  • Employees are so fed up with whatever system they’ve been using to get their work done; they become over-focused on all the post-conversion processes that they’re trying to improve.

  • Employees aren’t aware that they can test with users; they don’t know how to begin doing so.

  • There may be a lack of awareness around the real impact of usability on visitor behavior. Again, we become familiar with the quirks and pains of the systems we use and assume others will forgive them as well. In reality, many people won’t.

I spoke with one museum marketing director recently who was aware of how low many people’s tolerance is for usability issues and inconveniences online (I’m paraphrasing):

“I know some people will pick up the phone and call us if they can’t get things done online, but I also wonder how many won’t bother.”

She got it. But she didn’t seem to be aware that it was possible to test with real people to find those issues that might be driving people away.

You be thinking: “Look, we have to make compromises. We can’t afford to pursue some ideal user experience.”

I’m sure the idea of adding another element to an already complicated and exhausting process doesn’t excite you, but I’m not suggesting organizations should only consider the patron’s experience. It may not even end up being your top priority — you have to weigh internal needs, cost, and so forth.

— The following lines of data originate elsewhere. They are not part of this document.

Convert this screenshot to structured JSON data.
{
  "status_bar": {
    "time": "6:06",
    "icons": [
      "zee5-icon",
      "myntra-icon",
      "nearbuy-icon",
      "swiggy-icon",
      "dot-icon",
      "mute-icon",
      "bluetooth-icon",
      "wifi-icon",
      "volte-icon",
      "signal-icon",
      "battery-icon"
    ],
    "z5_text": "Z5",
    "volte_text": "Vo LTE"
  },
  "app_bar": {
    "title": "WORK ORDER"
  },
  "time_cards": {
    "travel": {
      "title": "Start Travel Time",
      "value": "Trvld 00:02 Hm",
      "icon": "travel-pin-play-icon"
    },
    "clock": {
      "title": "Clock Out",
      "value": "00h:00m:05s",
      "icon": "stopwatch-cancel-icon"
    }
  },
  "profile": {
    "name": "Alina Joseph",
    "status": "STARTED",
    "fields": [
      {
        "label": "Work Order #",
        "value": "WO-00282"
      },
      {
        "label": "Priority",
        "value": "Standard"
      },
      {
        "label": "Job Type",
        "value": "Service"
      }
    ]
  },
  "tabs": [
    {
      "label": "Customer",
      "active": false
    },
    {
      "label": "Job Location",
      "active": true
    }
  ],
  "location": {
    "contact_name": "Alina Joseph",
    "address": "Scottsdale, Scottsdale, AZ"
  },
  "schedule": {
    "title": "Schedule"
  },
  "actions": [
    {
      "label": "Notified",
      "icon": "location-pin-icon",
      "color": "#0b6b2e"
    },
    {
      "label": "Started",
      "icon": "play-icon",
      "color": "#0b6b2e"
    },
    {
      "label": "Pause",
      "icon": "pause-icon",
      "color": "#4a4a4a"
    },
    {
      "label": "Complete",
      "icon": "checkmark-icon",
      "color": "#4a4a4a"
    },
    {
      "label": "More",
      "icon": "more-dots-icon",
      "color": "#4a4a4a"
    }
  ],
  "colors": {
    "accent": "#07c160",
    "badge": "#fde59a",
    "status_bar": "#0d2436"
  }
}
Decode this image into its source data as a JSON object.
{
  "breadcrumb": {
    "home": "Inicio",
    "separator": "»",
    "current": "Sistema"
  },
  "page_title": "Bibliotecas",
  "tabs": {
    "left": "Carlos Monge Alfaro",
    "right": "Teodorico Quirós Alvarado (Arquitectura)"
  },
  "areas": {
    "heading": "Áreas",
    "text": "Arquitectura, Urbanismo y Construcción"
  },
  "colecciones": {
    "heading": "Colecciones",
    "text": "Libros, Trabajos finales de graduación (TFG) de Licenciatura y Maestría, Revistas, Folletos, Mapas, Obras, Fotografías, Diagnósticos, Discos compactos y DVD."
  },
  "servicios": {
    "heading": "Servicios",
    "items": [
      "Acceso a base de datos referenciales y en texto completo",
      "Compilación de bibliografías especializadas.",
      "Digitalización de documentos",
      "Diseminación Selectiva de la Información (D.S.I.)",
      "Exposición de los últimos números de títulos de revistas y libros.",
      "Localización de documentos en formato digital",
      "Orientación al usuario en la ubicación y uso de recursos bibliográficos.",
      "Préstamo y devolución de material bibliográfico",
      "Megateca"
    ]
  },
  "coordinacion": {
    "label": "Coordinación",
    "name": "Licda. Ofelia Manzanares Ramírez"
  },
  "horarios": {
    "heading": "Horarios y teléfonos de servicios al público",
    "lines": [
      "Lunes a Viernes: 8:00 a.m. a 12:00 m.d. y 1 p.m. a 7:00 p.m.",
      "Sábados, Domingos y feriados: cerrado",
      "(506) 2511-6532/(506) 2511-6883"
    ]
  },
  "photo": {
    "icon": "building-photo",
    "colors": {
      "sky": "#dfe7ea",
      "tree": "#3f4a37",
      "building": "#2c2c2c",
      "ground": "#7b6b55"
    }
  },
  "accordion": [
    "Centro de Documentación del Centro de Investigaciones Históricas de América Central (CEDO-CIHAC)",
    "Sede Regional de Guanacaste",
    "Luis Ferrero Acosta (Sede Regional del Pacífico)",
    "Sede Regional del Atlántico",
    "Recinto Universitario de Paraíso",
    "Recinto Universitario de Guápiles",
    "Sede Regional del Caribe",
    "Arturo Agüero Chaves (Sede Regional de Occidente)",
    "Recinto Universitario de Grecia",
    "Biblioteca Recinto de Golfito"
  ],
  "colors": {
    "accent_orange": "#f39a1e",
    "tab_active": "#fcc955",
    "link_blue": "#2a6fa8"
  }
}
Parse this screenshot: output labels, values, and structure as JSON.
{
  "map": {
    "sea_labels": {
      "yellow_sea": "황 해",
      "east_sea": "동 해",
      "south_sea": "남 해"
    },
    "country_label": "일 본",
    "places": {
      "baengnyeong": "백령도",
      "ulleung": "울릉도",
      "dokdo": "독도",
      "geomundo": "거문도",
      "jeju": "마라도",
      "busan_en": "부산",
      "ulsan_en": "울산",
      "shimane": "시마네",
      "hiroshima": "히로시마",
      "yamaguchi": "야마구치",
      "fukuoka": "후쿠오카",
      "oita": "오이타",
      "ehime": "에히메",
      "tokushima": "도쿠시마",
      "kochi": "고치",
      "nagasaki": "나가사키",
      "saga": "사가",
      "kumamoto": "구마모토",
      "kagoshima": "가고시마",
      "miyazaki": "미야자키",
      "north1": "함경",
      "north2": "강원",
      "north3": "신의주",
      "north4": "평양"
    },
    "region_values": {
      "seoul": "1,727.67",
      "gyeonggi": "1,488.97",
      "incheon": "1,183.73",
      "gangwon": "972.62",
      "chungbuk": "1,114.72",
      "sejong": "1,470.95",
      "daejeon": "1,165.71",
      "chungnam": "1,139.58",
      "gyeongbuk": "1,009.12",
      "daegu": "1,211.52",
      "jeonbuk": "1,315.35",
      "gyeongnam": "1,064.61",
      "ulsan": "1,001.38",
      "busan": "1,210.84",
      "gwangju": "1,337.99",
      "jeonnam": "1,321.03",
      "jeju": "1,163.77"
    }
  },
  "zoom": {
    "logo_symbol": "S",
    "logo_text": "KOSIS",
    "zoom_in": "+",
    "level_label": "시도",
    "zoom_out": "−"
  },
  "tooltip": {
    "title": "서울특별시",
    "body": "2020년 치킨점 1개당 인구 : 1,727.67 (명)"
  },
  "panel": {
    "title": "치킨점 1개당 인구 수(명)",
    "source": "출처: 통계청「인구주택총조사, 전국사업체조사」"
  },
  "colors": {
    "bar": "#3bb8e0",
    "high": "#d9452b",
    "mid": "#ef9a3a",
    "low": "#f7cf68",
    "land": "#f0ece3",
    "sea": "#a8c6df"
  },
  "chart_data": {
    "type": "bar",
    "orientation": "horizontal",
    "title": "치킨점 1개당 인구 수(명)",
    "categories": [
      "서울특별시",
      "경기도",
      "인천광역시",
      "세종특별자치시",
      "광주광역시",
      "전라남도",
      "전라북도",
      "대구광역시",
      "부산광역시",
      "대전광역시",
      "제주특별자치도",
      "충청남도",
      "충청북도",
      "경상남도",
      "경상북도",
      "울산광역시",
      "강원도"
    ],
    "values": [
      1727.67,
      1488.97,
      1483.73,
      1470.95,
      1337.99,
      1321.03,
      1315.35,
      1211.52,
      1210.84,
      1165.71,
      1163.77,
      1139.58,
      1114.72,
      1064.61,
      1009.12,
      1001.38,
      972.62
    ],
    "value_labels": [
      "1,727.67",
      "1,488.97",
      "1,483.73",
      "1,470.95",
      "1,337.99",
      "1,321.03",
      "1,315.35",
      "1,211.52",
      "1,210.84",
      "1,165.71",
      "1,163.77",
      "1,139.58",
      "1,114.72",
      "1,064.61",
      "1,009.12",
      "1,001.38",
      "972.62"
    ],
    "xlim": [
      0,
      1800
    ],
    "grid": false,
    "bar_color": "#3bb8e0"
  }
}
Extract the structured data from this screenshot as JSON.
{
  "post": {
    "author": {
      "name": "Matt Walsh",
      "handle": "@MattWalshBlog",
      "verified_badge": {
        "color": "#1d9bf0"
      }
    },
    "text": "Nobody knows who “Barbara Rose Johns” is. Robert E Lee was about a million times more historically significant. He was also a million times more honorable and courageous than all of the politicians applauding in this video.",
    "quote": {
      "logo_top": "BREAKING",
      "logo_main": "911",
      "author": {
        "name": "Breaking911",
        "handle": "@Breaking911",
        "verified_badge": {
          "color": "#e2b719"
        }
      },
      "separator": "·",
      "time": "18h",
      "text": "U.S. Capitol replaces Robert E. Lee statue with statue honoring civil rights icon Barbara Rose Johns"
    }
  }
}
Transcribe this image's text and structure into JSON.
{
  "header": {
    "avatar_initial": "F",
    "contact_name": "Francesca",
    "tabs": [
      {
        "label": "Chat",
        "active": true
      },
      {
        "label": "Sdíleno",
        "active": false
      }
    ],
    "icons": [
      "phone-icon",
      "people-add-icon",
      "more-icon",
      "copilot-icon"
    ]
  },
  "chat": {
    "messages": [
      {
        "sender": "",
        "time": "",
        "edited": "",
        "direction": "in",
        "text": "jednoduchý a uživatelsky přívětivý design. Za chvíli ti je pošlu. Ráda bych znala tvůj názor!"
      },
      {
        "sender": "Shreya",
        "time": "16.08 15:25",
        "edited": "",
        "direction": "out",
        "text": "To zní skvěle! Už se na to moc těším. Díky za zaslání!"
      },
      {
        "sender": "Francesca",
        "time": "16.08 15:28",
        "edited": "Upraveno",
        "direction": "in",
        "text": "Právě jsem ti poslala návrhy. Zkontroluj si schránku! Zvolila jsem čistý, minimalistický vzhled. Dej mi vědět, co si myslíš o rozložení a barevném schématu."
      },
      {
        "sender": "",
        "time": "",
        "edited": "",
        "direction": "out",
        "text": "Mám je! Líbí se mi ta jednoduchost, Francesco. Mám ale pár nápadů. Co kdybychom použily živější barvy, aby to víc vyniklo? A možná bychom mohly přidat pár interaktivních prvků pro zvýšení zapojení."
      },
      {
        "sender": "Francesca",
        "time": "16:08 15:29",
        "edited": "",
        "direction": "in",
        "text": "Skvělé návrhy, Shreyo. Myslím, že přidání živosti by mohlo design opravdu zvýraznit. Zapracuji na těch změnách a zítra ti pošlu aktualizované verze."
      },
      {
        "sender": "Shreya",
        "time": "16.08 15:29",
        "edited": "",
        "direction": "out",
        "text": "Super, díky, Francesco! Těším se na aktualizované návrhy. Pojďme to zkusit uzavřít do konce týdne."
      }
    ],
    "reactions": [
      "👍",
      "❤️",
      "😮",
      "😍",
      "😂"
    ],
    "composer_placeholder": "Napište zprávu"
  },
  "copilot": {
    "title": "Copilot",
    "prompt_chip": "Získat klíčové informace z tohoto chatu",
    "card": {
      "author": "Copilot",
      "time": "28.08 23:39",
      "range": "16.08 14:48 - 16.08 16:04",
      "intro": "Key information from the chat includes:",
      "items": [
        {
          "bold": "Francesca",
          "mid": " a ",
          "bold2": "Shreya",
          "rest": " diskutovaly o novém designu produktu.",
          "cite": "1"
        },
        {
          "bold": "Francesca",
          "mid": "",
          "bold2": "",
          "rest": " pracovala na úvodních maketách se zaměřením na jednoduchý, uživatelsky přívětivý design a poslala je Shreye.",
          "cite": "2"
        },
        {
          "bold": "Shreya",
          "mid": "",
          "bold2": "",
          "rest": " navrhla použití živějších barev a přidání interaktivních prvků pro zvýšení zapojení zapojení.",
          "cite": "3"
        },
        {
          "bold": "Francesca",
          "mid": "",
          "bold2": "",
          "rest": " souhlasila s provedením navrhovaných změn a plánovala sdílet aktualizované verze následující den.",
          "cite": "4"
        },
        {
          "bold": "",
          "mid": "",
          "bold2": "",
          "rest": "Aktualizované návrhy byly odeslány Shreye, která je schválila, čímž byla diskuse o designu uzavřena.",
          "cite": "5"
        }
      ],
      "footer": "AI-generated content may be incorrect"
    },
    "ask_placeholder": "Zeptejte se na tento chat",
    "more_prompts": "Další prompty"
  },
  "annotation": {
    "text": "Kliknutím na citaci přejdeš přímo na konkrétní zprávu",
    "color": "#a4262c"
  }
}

But if you make patron experience a factor in the decision-making process, it’s more likely that the decision you make will yield better outcomes for the metrics you measure most, like donations and enrollment.

(If anyone from one of these software companies were to read this, I wonder if their blood would run cold at the thought of prospective customers running user tests on their product to compare it to others. Few seem to be optimizing for UX.)

What do you think about including conversion metrics as a factor in choosing software? Hit reply and let me know.

Thanks for reading,


Kyle Bowen